▸ Task prompt: What follows is a set of entries; retype all of them exactly.

▸ Dataset records:
-- -- --

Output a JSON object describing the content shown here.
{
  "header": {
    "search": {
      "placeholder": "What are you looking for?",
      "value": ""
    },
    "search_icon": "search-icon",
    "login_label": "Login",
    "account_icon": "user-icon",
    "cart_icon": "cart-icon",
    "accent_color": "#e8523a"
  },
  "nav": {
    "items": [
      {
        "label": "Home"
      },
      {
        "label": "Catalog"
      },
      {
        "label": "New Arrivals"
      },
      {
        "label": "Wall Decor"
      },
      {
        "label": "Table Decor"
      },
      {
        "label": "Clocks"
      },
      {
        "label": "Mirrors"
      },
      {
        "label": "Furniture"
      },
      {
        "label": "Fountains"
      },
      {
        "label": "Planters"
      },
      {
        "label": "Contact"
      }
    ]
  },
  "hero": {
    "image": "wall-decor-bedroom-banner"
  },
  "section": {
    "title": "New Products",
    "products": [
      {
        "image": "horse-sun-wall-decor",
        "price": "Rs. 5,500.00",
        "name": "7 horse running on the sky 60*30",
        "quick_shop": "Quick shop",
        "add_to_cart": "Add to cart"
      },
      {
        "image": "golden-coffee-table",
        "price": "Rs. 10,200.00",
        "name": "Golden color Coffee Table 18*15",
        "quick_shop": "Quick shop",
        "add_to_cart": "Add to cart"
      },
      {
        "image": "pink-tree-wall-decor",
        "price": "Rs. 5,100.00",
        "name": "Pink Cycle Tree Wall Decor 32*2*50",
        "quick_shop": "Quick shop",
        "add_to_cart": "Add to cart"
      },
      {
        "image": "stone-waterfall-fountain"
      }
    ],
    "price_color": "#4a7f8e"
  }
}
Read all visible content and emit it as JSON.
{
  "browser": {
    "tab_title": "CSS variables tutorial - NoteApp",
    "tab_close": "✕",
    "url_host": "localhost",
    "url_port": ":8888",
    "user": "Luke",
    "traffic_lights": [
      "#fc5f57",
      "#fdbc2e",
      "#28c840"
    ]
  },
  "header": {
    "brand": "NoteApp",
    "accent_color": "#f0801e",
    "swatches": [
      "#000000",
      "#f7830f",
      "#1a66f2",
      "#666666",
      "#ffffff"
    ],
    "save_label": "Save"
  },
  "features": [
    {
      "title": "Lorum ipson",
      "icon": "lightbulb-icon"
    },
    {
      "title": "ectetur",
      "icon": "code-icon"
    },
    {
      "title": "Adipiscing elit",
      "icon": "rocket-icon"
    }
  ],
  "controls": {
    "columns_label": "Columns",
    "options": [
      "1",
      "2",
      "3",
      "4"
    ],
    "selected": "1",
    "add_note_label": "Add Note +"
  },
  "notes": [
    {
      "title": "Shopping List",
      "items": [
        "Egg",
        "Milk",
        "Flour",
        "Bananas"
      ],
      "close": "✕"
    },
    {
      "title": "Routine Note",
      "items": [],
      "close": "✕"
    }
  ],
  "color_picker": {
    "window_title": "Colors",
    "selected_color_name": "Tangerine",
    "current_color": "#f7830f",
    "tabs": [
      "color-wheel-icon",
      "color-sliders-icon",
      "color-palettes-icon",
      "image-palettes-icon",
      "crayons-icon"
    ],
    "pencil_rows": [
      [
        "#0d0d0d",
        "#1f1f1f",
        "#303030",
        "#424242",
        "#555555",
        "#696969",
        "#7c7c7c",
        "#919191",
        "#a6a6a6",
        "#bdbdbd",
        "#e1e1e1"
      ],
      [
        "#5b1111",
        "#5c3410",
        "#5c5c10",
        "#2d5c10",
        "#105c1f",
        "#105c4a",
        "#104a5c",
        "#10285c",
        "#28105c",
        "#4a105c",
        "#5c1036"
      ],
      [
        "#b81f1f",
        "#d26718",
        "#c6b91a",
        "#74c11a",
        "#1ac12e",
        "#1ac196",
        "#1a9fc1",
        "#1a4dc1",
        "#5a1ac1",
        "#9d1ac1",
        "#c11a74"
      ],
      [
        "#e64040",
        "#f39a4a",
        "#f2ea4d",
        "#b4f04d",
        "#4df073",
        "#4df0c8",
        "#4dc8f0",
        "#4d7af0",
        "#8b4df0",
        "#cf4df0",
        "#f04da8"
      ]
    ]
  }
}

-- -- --

▸ Answer to this problem:
Output a JSON object describing the content shown here.
{
  "header": {
    "search": {
      "placeholder": "What are you looking for?",
      "value": ""
    },
    "search_icon": "search-icon",
    "login_label": "Login",
    "account_icon": "user-icon",
    "cart_icon": "cart-icon",
    "accent_color": "#e8523a"
  },
  "nav": {
    "items": [
      {
        "label": "Home"
      },
      {
        "label": "Catalog"
      },
      {
        "label": "New Arrivals"
      },
      {
        "label": "Wall Decor"
      },
      {
        "label": "Table Decor"
      },
      {
        "label": "Clocks"
      },
      {
        "label": "Mirrors"
      },
      {
        "label": "Furniture"
      },
      {
        "label": "Fountains"
      },
      {
        "label": "Planters"
      },
      {
        "label": "Contact"
      }
    ]
  },
  "hero": {
    "image": "wall-decor-bedroom-banner"
  },
  "section": {
    "title": "New Products",
    "products": [
      {
        "image": "horse-sun-wall-decor",
        "price": "Rs. 5,500.00",
        "name": "7 horse running on the sky 60*30",
        "quick_shop": "Quick shop",
        "add_to_cart": "Add to cart"
      },
      {
        "image": "golden-coffee-table",
        "price": "Rs. 10,200.00",
        "name": "Golden color Coffee Table 18*15",
        "quick_shop": "Quick shop",
        "add_to_cart": "Add to cart"
      },
      {
        "image": "pink-tree-wall-decor",
        "price": "Rs. 5,100.00",
        "name": "Pink Cycle Tree Wall Decor 32*2*50",
        "quick_shop": "Quick shop",
        "add_to_cart": "Add to cart"
      },
      {
        "image": "stone-waterfall-fountain"
      }
    ],
    "price_color": "#4a7f8e"
  }
}
Read all visible content and emit it as JSON.
{
  "browser": {
    "tab_title": "CSS variables tutorial - NoteApp",
    "tab_close": "✕",
    "url_host": "localhost",
    "url_port": ":8888",
    "user": "Luke",
    "traffic_lights": [
      "#fc5f57",
      "#fdbc2e",
      "#28c840"
    ]
  },
  "header": {
    "brand": "NoteApp",
    "accent_color": "#f0801e",
    "swatches": [
      "#000000",
      "#f7830f",
      "#1a66f2",
      "#666666",
      "#ffffff"
    ],
    "save_label": "Save"
  },
  "features": [
    {
      "title": "Lorum ipson",
      "icon": "lightbulb-icon"
    },
    {
      "title": "ectetur",
      "icon": "code-icon"
    },
    {
      "title": "Adipiscing elit",
      "icon": "rocket-icon"
    }
  ],
  "controls": {
    "columns_label": "Columns",
    "options": [
      "1",
      "2",
      "3",
      "4"
    ],
    "selected": "1",
    "add_note_label": "Add Note +"
  },
  "notes": [
    {
      "title": "Shopping List",
      "items": [
        "Egg",
        "Milk",
        "Flour",
        "Bananas"
      ],
      "close": "✕"
    },
    {
      "title": "Routine Note",
      "items": [],
      "close": "✕"
    }
  ],
  "color_picker": {
    "window_title": "Colors",
    "selected_color_name": "Tangerine",
    "current_color": "#f7830f",
    "tabs": [
      "color-wheel-icon",
      "color-sliders-icon",
      "color-palettes-icon",
      "image-palettes-icon",
      "crayons-icon"
    ],
    "pencil_rows": [
      [
        "#0d0d0d",
        "#1f1f1f",
        "#303030",
        "#424242",
        "#555555",
        "#696969",
        "#7c7c7c",
        "#919191",
        "#a6a6a6",
        "#bdbdbd",
        "#e1e1e1"
      ],
      [
        "#5b1111",
        "#5c3410",
        "#5c5c10",
        "#2d5c10",
        "#105c1f",
        "#105c4a",
        "#104a5c",
        "#10285c",
        "#28105c",
        "#4a105c",
        "#5c1036"
      ],
      [
        "#b81f1f",
        "#d26718",
        "#c6b91a",
        "#74c11a",
        "#1ac12e",
        "#1ac196",
        "#1a9fc1",
        "#1a4dc1",
        "#5a1ac1",
        "#9d1ac1",
        "#c11a74"
      ],
      [
        "#e64040",
        "#f39a4a",
        "#f2ea4d",
        "#b4f04d",
        "#4df073",
        "#4df0c8",
        "#4dc8f0",
        "#4d7af0",
        "#8b4df0",
        "#cf4df0",
        "#f04da8"
      ]
    ]
  }
}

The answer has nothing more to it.